"What the administration is proposing today is essentially rearranging the bureaucratic deck chairs on the disastrous ship that is mountaintop removal. They announced new processes for interagency coordination and the potential to review regulations, but no substantive policies to actually stop the destruction caused by mountaintop removal.
"The real questions for the administration are these: will they stop the destruction caused by mountaintop removal or not? Will they follow the Bush administration's policies of allowing enormous piles of waste to be dumped into streams, forever burying them, or not?
"While the White House and the Environmental Protection Agency have talked a good game about reviewing and, we hope, eventually ending mountaintop removal mining, their actions today are not supporting those words. In fact, the agencies are saying today that they are going to allow mountaintop removal to continue.
"Until the White House announces that it will stop the blowing up of mountains and burying of streams, we cannot support their policies, regardless of what process is used to review the mines on a case by case basis.
"CEQ Chair Nancy Sutley's statement today is that the administration is doing what it can on mountaintop removal under current law and regulations. But these are regulations changed by the Bush administration in an attempt to legalize a practice that is contrary to the Clean Water Act. The Obama administration could easily change the regulations back to restore longstanding prohibitions on burying streams and rivers with waste, but they seem to be hiding behind an excuse that their hands are tied. It is simply incorrect for the White House to imply that it is powerless to change the law. If the Clean Water Act were enforced, it would prohibit this type of stream destruction.

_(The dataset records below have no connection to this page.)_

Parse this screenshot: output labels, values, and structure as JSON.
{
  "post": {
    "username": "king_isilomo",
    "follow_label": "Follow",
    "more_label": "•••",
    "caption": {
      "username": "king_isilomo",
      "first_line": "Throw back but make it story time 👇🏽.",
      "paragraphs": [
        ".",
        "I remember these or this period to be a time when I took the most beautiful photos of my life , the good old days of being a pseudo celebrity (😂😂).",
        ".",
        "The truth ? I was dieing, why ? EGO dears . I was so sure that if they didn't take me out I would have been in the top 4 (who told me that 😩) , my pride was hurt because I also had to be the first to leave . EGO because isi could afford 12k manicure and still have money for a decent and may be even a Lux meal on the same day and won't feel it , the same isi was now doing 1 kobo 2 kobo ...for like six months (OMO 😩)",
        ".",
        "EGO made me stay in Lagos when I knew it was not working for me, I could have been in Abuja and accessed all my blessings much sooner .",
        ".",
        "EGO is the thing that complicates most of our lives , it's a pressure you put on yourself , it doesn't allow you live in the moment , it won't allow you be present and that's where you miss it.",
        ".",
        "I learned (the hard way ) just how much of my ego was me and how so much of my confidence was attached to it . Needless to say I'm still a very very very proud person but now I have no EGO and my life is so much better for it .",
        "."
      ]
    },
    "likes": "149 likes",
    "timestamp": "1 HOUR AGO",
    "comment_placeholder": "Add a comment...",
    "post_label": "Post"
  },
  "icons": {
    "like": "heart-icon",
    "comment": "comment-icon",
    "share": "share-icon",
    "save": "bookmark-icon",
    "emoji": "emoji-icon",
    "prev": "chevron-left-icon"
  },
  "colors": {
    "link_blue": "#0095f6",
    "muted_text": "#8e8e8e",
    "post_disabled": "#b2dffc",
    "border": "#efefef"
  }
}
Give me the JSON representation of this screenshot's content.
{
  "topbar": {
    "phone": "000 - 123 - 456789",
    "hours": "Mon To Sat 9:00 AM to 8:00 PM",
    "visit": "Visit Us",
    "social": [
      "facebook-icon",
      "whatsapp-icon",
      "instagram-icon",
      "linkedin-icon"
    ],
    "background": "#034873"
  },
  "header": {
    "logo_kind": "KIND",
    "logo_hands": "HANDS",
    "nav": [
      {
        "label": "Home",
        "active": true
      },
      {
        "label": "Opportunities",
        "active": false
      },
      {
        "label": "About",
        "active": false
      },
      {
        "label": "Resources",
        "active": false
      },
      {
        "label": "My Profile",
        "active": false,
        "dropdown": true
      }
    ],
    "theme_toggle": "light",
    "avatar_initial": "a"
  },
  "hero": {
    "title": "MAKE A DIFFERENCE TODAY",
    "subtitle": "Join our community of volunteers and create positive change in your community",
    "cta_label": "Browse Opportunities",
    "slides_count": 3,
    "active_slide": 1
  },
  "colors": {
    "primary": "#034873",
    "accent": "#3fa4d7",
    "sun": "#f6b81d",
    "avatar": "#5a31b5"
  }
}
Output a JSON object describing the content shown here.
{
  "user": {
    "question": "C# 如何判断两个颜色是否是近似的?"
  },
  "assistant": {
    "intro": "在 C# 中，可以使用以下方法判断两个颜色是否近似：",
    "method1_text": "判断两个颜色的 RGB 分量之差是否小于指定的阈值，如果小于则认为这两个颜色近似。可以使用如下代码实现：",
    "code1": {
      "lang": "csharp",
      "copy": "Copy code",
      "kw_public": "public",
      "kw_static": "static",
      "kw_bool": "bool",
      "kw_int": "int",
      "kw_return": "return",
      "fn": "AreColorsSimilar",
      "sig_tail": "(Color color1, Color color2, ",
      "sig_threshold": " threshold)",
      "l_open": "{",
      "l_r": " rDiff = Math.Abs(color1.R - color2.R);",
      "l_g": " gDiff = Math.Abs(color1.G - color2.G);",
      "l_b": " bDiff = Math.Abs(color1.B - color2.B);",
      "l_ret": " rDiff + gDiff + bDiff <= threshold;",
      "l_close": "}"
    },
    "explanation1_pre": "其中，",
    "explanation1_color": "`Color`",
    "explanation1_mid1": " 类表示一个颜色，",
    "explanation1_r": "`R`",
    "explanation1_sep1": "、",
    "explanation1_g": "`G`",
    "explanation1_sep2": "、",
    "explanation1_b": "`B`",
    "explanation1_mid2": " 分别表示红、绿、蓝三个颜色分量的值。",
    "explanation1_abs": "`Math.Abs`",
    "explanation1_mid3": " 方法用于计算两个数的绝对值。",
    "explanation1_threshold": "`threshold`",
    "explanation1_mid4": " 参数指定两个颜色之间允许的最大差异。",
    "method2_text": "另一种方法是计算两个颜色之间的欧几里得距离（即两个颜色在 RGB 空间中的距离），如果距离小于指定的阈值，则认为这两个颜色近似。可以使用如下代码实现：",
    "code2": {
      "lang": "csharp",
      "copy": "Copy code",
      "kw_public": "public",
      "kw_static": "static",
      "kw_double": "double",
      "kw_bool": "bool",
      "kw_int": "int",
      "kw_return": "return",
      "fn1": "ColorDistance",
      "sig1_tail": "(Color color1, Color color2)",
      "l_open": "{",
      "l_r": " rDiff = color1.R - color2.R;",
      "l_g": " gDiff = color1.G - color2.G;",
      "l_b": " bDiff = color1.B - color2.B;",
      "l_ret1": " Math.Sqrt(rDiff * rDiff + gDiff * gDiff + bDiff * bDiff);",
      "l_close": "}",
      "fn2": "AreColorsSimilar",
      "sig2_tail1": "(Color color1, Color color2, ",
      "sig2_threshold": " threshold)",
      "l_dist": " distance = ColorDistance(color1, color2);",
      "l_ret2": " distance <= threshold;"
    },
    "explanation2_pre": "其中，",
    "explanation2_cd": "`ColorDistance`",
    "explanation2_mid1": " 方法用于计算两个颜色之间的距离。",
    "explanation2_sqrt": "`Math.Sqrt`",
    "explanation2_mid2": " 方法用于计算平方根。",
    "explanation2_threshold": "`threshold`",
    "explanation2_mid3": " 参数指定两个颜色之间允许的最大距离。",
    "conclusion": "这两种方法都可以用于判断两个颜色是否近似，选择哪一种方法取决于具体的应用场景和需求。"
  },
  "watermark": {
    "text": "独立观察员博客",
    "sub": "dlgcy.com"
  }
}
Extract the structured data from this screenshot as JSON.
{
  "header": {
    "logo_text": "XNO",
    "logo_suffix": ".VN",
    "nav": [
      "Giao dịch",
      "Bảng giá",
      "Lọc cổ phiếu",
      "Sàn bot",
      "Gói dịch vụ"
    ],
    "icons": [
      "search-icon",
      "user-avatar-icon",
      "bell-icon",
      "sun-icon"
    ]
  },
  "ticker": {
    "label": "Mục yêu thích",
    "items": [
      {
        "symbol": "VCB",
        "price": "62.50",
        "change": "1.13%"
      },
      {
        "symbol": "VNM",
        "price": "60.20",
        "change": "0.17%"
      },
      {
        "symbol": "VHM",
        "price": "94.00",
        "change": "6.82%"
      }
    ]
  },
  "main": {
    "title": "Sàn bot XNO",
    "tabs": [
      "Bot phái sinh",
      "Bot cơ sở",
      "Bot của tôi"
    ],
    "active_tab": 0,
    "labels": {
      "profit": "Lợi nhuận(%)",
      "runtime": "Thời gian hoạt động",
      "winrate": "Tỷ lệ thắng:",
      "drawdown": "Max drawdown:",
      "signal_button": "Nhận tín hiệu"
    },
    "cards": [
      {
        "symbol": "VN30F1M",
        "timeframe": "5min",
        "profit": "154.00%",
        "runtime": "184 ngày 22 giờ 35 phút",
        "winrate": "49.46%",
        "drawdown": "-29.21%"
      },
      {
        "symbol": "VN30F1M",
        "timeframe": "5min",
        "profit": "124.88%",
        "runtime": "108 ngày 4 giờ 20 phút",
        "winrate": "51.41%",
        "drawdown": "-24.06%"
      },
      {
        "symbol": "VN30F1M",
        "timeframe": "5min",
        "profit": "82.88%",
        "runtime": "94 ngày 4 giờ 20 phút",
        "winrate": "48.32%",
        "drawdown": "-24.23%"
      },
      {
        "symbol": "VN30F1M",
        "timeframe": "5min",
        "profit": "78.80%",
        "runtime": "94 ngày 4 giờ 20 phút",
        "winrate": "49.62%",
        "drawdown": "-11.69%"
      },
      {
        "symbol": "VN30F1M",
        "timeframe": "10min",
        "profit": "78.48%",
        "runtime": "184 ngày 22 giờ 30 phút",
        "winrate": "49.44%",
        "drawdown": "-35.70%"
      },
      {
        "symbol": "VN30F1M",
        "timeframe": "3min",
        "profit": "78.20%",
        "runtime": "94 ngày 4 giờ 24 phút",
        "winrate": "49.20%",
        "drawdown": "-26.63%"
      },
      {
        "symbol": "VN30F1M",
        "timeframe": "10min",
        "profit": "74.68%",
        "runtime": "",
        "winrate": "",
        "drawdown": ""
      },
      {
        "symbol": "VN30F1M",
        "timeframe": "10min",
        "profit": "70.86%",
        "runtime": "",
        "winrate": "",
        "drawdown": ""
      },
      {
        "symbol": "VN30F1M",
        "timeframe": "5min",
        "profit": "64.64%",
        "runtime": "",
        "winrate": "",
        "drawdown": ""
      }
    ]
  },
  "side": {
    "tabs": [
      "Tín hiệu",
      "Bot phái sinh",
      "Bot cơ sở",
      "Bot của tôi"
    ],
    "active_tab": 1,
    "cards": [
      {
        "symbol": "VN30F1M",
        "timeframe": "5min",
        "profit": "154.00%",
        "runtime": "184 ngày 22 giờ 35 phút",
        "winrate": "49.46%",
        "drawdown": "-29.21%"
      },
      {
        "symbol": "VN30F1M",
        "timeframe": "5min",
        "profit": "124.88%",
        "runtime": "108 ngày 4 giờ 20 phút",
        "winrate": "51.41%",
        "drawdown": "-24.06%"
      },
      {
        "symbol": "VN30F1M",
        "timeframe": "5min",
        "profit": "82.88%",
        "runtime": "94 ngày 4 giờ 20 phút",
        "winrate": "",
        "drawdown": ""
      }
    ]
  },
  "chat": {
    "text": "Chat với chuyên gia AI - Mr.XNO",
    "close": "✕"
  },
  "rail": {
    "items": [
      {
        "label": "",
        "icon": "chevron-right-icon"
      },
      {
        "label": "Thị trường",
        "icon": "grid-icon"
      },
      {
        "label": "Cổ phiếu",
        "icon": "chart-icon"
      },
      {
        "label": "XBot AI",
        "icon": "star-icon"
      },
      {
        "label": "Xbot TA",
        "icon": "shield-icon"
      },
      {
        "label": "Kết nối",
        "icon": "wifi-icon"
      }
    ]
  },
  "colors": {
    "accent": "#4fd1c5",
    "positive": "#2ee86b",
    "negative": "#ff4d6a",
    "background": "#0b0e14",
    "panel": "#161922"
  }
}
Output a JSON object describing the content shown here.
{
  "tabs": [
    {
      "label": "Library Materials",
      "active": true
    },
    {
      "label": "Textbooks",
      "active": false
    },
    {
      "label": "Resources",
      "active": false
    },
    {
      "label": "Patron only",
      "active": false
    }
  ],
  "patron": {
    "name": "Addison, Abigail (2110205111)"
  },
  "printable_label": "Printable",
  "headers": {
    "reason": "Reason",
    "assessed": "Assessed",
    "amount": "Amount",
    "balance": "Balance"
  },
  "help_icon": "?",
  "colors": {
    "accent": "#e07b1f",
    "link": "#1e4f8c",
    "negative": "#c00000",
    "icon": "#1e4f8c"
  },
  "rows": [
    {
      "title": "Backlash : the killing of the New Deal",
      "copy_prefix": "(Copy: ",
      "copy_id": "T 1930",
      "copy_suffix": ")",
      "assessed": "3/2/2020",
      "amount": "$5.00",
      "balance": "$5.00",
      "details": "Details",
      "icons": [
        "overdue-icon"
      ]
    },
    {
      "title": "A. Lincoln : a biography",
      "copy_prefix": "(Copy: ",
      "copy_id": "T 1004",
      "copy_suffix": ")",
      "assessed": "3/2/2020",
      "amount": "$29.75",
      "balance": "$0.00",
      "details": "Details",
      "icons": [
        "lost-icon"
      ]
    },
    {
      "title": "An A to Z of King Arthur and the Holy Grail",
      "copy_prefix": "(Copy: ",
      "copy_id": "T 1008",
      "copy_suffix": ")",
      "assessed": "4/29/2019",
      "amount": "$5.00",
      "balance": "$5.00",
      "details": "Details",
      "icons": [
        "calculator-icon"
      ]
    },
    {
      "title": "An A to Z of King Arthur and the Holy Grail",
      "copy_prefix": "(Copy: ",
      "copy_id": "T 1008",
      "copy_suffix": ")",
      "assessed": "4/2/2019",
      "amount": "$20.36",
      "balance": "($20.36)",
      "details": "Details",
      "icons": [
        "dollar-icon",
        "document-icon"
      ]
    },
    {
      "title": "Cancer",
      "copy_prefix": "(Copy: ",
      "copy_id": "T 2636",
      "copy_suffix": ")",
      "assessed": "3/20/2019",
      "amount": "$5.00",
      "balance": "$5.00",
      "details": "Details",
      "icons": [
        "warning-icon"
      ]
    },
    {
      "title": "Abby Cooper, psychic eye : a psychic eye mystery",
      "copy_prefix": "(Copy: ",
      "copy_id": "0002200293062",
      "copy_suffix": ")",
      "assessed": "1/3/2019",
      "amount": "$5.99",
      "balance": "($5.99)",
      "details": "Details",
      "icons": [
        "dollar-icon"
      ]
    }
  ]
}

"We are disappointed that the people of Appalachia and their community watersheds will continue to be the sacrificial lamb for our nation's dependence on coal. Despite the strength of the Clean Water Act and the clear direction that perennial and intermittent streams cannot be buried and destroyed, mountaintop removal mining will continue unabated. The valleys, streams, forests, mountains and communities of Appalachia are facing a bleak future indeed.
"We hope that at some point soon the Obama administration will actually do something to stop mountaintop removal before more of Appalachia is permanently destroyed."
Raviya Ismail, Earthjustice, (202) 667-4500, ext. 237